For this exercise, return all the data exactly as it stands.

(EXERCISE DATA Opens)

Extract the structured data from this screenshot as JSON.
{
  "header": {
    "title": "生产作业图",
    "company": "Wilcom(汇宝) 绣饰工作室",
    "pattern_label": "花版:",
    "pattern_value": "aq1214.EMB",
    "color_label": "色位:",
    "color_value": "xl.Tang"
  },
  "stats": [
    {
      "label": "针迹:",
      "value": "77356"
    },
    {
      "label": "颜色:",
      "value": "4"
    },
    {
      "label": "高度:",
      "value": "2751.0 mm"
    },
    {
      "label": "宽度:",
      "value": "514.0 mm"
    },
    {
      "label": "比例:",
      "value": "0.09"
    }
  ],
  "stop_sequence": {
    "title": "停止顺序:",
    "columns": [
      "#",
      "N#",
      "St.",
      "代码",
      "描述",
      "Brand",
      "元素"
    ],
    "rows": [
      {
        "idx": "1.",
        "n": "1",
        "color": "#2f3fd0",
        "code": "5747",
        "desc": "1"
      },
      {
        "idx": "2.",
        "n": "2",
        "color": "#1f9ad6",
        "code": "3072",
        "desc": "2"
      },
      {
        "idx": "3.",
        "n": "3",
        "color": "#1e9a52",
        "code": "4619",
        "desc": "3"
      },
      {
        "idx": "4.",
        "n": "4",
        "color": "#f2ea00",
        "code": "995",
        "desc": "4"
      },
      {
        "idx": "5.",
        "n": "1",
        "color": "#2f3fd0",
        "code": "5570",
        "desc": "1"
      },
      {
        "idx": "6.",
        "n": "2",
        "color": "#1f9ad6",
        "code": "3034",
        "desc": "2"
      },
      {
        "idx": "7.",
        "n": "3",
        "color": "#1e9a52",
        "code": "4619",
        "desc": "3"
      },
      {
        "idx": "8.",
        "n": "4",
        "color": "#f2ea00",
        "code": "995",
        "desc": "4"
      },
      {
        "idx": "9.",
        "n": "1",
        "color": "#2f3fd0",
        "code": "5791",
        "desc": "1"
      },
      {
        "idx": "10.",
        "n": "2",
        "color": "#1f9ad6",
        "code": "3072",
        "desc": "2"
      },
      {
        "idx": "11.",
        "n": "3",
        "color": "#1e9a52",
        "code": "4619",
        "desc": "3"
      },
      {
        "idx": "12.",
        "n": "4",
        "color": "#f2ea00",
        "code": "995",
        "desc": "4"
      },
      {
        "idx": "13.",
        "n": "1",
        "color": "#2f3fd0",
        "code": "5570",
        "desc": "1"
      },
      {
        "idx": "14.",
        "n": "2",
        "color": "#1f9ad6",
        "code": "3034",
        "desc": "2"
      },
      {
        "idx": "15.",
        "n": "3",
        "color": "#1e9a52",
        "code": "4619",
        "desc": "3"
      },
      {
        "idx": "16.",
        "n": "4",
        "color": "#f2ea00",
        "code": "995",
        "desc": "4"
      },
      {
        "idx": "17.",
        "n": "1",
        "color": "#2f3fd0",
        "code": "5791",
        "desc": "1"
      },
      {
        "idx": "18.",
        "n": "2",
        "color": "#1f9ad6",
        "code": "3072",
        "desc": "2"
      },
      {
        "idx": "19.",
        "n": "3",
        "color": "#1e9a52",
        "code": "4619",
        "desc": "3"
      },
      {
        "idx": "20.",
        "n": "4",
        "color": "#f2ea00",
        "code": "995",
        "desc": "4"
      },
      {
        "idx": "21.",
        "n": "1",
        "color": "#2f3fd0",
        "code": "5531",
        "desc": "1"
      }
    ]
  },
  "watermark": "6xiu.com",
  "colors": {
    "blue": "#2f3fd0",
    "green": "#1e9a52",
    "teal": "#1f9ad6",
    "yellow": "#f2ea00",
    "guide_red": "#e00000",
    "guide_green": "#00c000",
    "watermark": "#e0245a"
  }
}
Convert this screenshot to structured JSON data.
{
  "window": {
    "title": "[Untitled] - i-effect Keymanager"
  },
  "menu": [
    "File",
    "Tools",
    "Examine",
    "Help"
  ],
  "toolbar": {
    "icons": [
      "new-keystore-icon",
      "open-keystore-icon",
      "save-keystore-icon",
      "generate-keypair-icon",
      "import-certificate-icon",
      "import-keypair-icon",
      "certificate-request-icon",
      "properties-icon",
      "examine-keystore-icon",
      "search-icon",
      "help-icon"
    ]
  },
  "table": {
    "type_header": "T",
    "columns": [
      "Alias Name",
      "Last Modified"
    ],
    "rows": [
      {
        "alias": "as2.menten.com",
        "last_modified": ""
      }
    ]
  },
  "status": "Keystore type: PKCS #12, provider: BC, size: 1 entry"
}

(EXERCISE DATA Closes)

- FINISHED TASK -
Extract the structured data from this screenshot as JSON.
{
  "header": {
    "title": "生产作业图",
    "company": "Wilcom(汇宝) 绣饰工作室",
    "pattern_label": "花版:",
    "pattern_value": "aq1214.EMB",
    "color_label": "色位:",
    "color_value": "xl.Tang"
  },
  "stats": [
    {
      "label": "针迹:",
      "value": "77356"
    },
    {
      "label": "颜色:",
      "value": "4"
    },
    {
      "label": "高度:",
      "value": "2751.0 mm"
    },
    {
      "label": "宽度:",
      "value": "514.0 mm"
    },
    {
      "label": "比例:",
      "value": "0.09"
    }
  ],
  "stop_sequence": {
    "title": "停止顺序:",
    "columns": [
      "#",
      "N#",
      "St.",
      "代码",
      "描述",
      "Brand",
      "元素"
    ],
    "rows": [
      {
        "idx": "1.",
        "n": "1",
        "color": "#2f3fd0",
        "code": "5747",
        "desc": "1"
      },
      {
        "idx": "2.",
        "n": "2",
        "color": "#1f9ad6",
        "code": "3072",
        "desc": "2"
      },
      {
        "idx": "3.",
        "n": "3",
        "color": "#1e9a52",
        "code": "4619",
        "desc": "3"
      },
      {
        "idx": "4.",
        "n": "4",
        "color": "#f2ea00",
        "code": "995",
        "desc": "4"
      },
      {
        "idx": "5.",
        "n": "1",
        "color": "#2f3fd0",
        "code": "5570",
        "desc": "1"
      },
      {
        "idx": "6.",
        "n": "2",
        "color": "#1f9ad6",
        "code": "3034",
        "desc": "2"
      },
      {
        "idx": "7.",
        "n": "3",
        "color": "#1e9a52",
        "code": "4619",
        "desc": "3"
      },
      {
        "idx": "8.",
        "n": "4",
        "color": "#f2ea00",
        "code": "995",
        "desc": "4"
      },
      {
        "idx": "9.",
        "n": "1",
        "color": "#2f3fd0",
        "code": "5791",
        "desc": "1"
      },
      {
        "idx": "10.",
        "n": "2",
        "color": "#1f9ad6",
        "code": "3072",
        "desc": "2"
      },
      {
        "idx": "11.",
        "n": "3",
        "color": "#1e9a52",
        "code": "4619",
        "desc": "3"
      },
      {
        "idx": "12.",
        "n": "4",
        "color": "#f2ea00",
        "code": "995",
        "desc": "4"
      },
      {
        "idx": "13.",
        "n": "1",
        "color": "#2f3fd0",
        "code": "5570",
        "desc": "1"
      },
      {
        "idx": "14.",
        "n": "2",
        "color": "#1f9ad6",
        "code": "3034",
        "desc": "2"
      },
      {
        "idx": "15.",
        "n": "3",
        "color": "#1e9a52",
        "code": "4619",
        "desc": "3"
      },
      {
        "idx": "16.",
        "n": "4",
        "color": "#f2ea00",
        "code": "995",
        "desc": "4"
      },
      {
        "idx": "17.",
        "n": "1",
        "color": "#2f3fd0",
        "code": "5791",
        "desc": "1"
      },
      {
        "idx": "18.",
        "n": "2",
        "color": "#1f9ad6",
        "code": "3072",
        "desc": "2"
      },
      {
        "idx": "19.",
        "n": "3",
        "color": "#1e9a52",
        "code": "4619",
        "desc": "3"
      },
      {
        "idx": "20.",
        "n": "4",
        "color": "#f2ea00",
        "code": "995",
        "desc": "4"
      },
      {
        "idx": "21.",
        "n": "1",
        "color": "#2f3fd0",
        "code": "5531",
        "desc": "1"
      }
    ]
  },
  "watermark": "6xiu.com",
  "colors": {
    "blue": "#2f3fd0",
    "green": "#1e9a52",
    "teal": "#1f9ad6",
    "yellow": "#f2ea00",
    "guide_red": "#e00000",
    "guide_green": "#00c000",
    "watermark": "#e0245a"
  }
}
Convert this screenshot to structured JSON data.
{
  "window": {
    "title": "[Untitled] - i-effect Keymanager"
  },
  "menu": [
    "File",
    "Tools",
    "Examine",
    "Help"
  ],
  "toolbar": {
    "icons": [
      "new-keystore-icon",
      "open-keystore-icon",
      "save-keystore-icon",
      "generate-keypair-icon",
      "import-certificate-icon",
      "import-keypair-icon",
      "certificate-request-icon",
      "properties-icon",
      "examine-keystore-icon",
      "search-icon",
      "help-icon"
    ]
  },
  "table": {
    "type_header": "T",
    "columns": [
      "Alias Name",
      "Last Modified"
    ],
    "rows": [
      {
        "alias": "as2.menten.com",
        "last_modified": ""
      }
    ]
  },
  "status": "Keystore type: PKCS #12, provider: BC, size: 1 entry"
}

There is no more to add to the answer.